Doctors: Good nutrition '1st line of defence' against cold, flu

Ingy Deif, Wednesday 4 Jan 2012

A healthy diet is your best defence against the germs that cause cold and flu in the winter season, say nutrition experts


When seasonal flu seems to be around every corner, indulging in carbohydrates and sugary stuff is one of the worst things we could possibly do. With winter now in full swing, people should, more than ever, make an effort to eat right, say nutrition experts.

"Garlic and its main component, allicin, represent an incomparable defence, especially in winter,” said Fawzi El-Shobaki, professor of nutrition at the National Research Institute. "Garlic, if eaten fresh, boosts the immunity system in several ways, mainly by increasing production of the white blood cells that combat infections and germs.”

Citrus fruits, meanwhile, represent a rich source of Vitamin P, or flavonoids, and Vitamin C, the recommended daily dose of which is 60 mg. Needles to say, fresh fruits and vegetables are far better than supplements in terms of their nutritional value and medical efficacy.

Various sources of Vitamin E, a potent antioxidant, are also highly recommended, such as pumpkins, potatoes, squash and parsnips. Seasonal nuts – such as chestnuts, almonds, hazelnuts and walnuts – are also an excellent source of Vitamin E.

According to El-Shobaki, it is also important to consume food containing omega-3 fatty acids – also known for combating infections – at least twice a week. Good sources of omega-3 include walnuts, salmon, tuna, mackerel and olive oil.

One should also pay special attention to food containing Zinc, which also combats infections and flu by increasing production of white blood cells. Zinc is found in pumpkins, dairy products, beef, sweet corn and turkey.

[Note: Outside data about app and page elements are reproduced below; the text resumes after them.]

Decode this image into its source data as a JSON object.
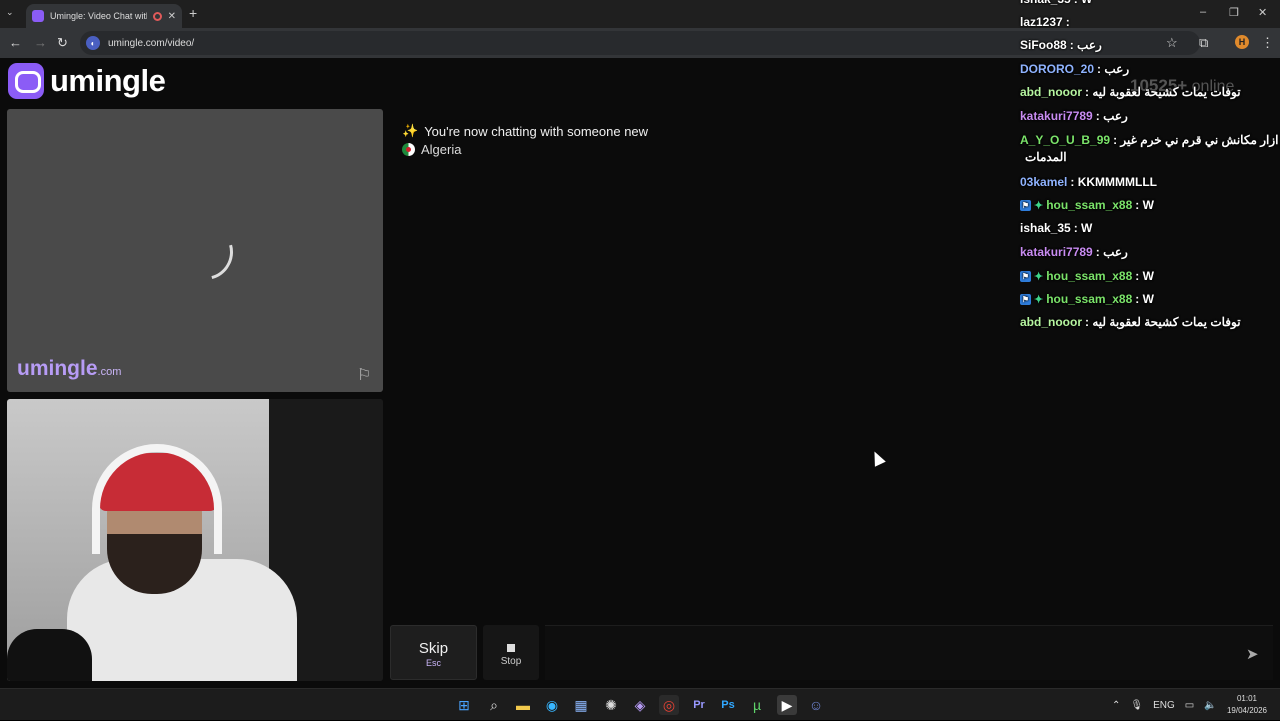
{
  "browser": {
    "tab_title": "Umingle: Video Chat with S",
    "tab_close": "✕",
    "new_tab": "+",
    "url": "umingle.com/video/",
    "window_controls": [
      "–",
      "❐",
      "✕"
    ],
    "profile_initial": "H"
  },
  "site": {
    "logo_text": "umingle",
    "online_count": "10525+",
    "online_label": "online"
  },
  "remote": {
    "watermark_main": "umingle",
    "watermark_suffix": ".com"
  },
  "chat": {
    "system_message": "You're now chatting with someone new",
    "country": "Algeria",
    "input_placeholder": ""
  },
  "controls": {
    "skip_label": "Skip",
    "skip_key": "Esc",
    "stop_label": "Stop"
  },
  "overlay_chat": [
    {
      "user": "ishak_35",
      "color": "#ffffff",
      "text": ": W",
      "badges": false
    },
    {
      "user": "laz1237",
      "color": "#ffffff",
      "text": ":",
      "badges": false
    },
    {
      "user": "SiFoo88",
      "color": "#ffffff",
      "text": ": رعب",
      "badges": false
    },
    {
      "user": "DORORO_20",
      "color": "#8fb3ff",
      "text": ": رعب",
      "badges": false
    },
    {
      "user": "abd_nooor",
      "color": "#b6f5a0",
      "text": ": توفات يمات كشيحة لعقوبة ليه",
      "badges": false
    },
    {
      "user": "katakuri7789",
      "color": "#c98cf2",
      "text": ": رعب",
      "badges": false
    },
    {
      "user": "A_Y_O_U_B_99",
      "color": "#7be36a",
      "text": ": دير ازار مكانش ني قرم ني خرم غير",
      "badges": false
    },
    {
      "user": "",
      "color": "#ffffff",
      "text": "المدمات",
      "badges": false
    },
    {
      "user": "03kamel",
      "color": "#8fb3ff",
      "text": ": KKMMMMLLL",
      "badges": false
    },
    {
      "user": "hou_ssam_x88",
      "color": "#7be36a",
      "text": ": W",
      "badges": true
    },
    {
      "user": "ishak_35",
      "color": "#ffffff",
      "text": ": W",
      "badges": false
    },
    {
      "user": "katakuri7789",
      "color": "#c98cf2",
      "text": ": رعب",
      "badges": false
    },
    {
      "user": "hou_ssam_x88",
      "color": "#7be36a",
      "text": ": W",
      "badges": true
    },
    {
      "user": "hou_ssam_x88",
      "color": "#7be36a",
      "text": ": W",
      "badges": true
    },
    {
      "user": "abd_nooor",
      "color": "#b6f5a0",
      "text": ": توفات يمات كشيحة لعقوبة ليه",
      "badges": false
    }
  ],
  "taskbar": {
    "lang": "ENG",
    "time": "01:01",
    "date": "19/04/2026"
  },
  "colors": {
    "brand": "#8b5cf6",
    "page_bg": "#0b0b0b",
    "remote_bg": "#4a4a4a"
  }
}
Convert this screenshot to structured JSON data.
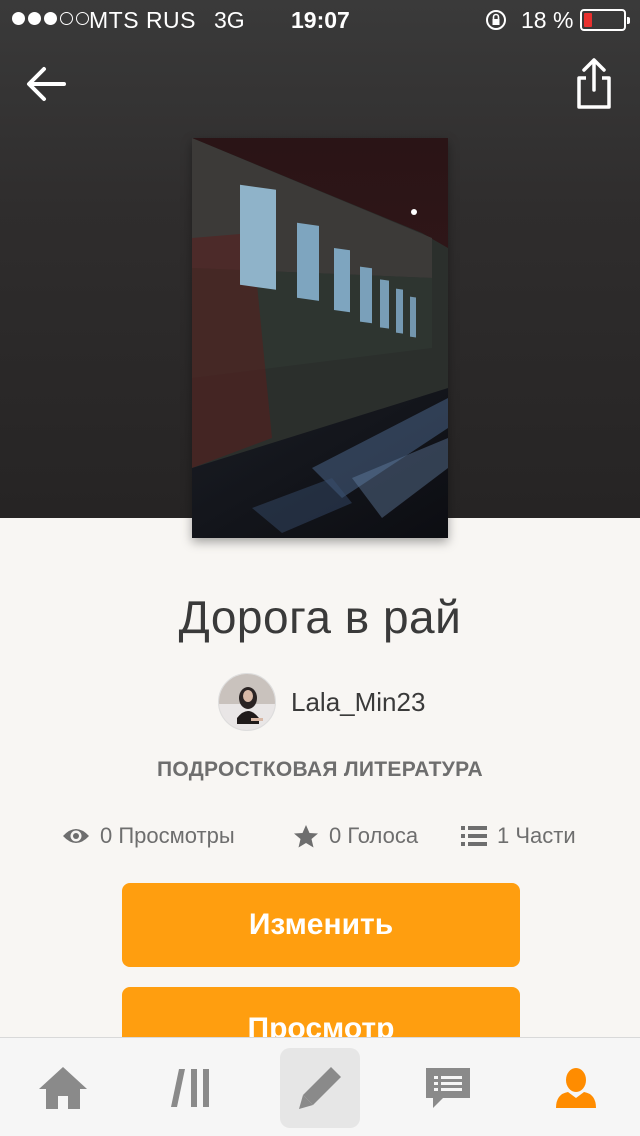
{
  "status_bar": {
    "carrier": "MTS RUS",
    "network": "3G",
    "time": "19:07",
    "battery_percent": "18 %",
    "battery_level": 0.18,
    "signal_bars_filled": 3,
    "signal_bars_total": 5
  },
  "header": {
    "back_icon": "arrow-left-icon",
    "share_icon": "share-icon"
  },
  "story": {
    "title": "Дорога в рай",
    "author": "Lala_Min23",
    "genre": "ПОДРОСТКОВАЯ ЛИТЕРАТУРА"
  },
  "stats": {
    "views": "0 Просмотры",
    "votes": "0 Голоса",
    "parts": "1 Части"
  },
  "actions": {
    "edit_label": "Изменить",
    "preview_label": "Просмотр"
  },
  "tab_bar": {
    "tabs": [
      {
        "name": "home",
        "icon": "home-icon"
      },
      {
        "name": "library",
        "icon": "library-icon"
      },
      {
        "name": "write",
        "icon": "pencil-icon",
        "selected": true
      },
      {
        "name": "messages",
        "icon": "chat-icon"
      },
      {
        "name": "profile",
        "icon": "profile-icon",
        "active": true
      }
    ]
  },
  "colors": {
    "accent": "#ff9e0f",
    "hero_bg": "#2f2d2d",
    "page_bg": "#f8f6f3",
    "text_dark": "#3a3a3a",
    "text_muted": "#6e6e6e",
    "tab_icon": "#8a8a8a",
    "tab_active": "#ff8c00"
  }
}
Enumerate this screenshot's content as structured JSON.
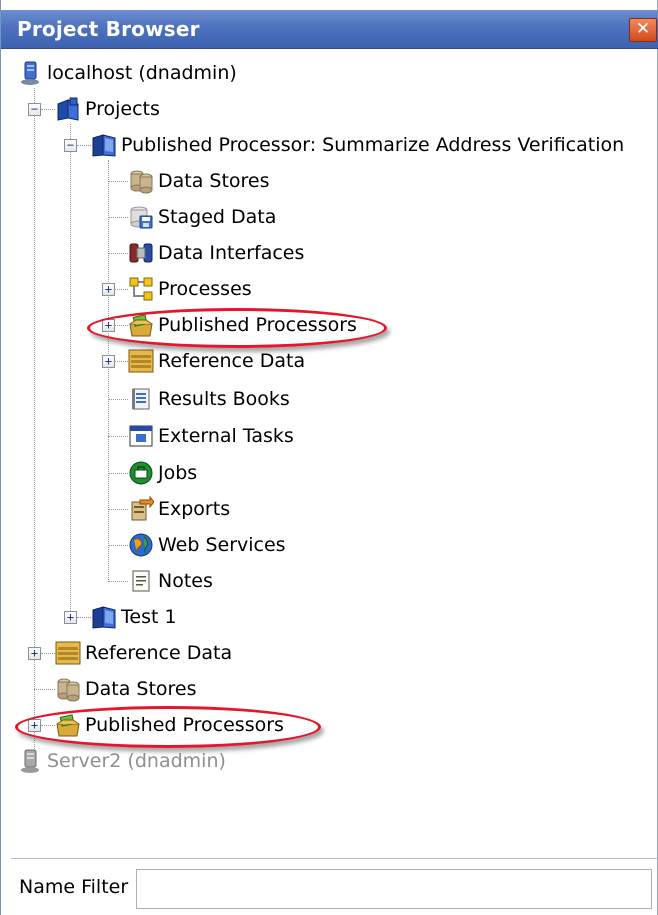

El-Shobaki also urges people to make an effort to eat more wholegrain wheat and brown rice. These complex carbohydrates contain selenium, which serves to bolster the immune system and raise the effectiveness of natural killer cells.

Abdel Hadi Mesbah, immunology professor and fellow at the American Academy of Immunology, for his part, emphasizes the supreme importance of antioxidants in combating the free radicals that swarm throughout our body and cause various health problems.

"Theses free radicals soar with increased consumption of fats and exposure to radiation or toxic chemicals,” he said. “Then they attack DNA in the cell, which causes various problems.”

“The key to combating this process is to consume food rich in antioxidants, which fight free radicals and markedly boost the immune system," Mesbah explained. “Immunity-boosting antioxidants include certain vitamins and minerals found everywhere around us – cheap and easily available types of food that help counter the germs that flourish in cold weather and poorly-ventilated areas.”

Mesbah calls good nutrition “the first line of defence” against cold and flu, but stresses that vitamin sources should be consumed on a regular basis before – not merely after – one is stricken with illness.



Oranges, kiwi, grapes, mandarins, berries, mango, pineapple

Vitamin C

Sweet potatoes, broccoli, mango, peaches, pumpkin, cabbage

Vitamin A

Mushroom, pepper, cabbage, tuna, milk, chicken, peanuts, avocado, lentils, tomato, eggs, almonds

Group Vitamin B complex

Salmon, tuna, beans, olive oil, soya products

Omega-3 fatty acids

Turkey, beef, dairy products, sweet corn, pumpkin


Seeds, nuts, pumpkin, potatoes, hazelnuts, almonds, walnuts

Vitamin E





Search Keywords:
Short link: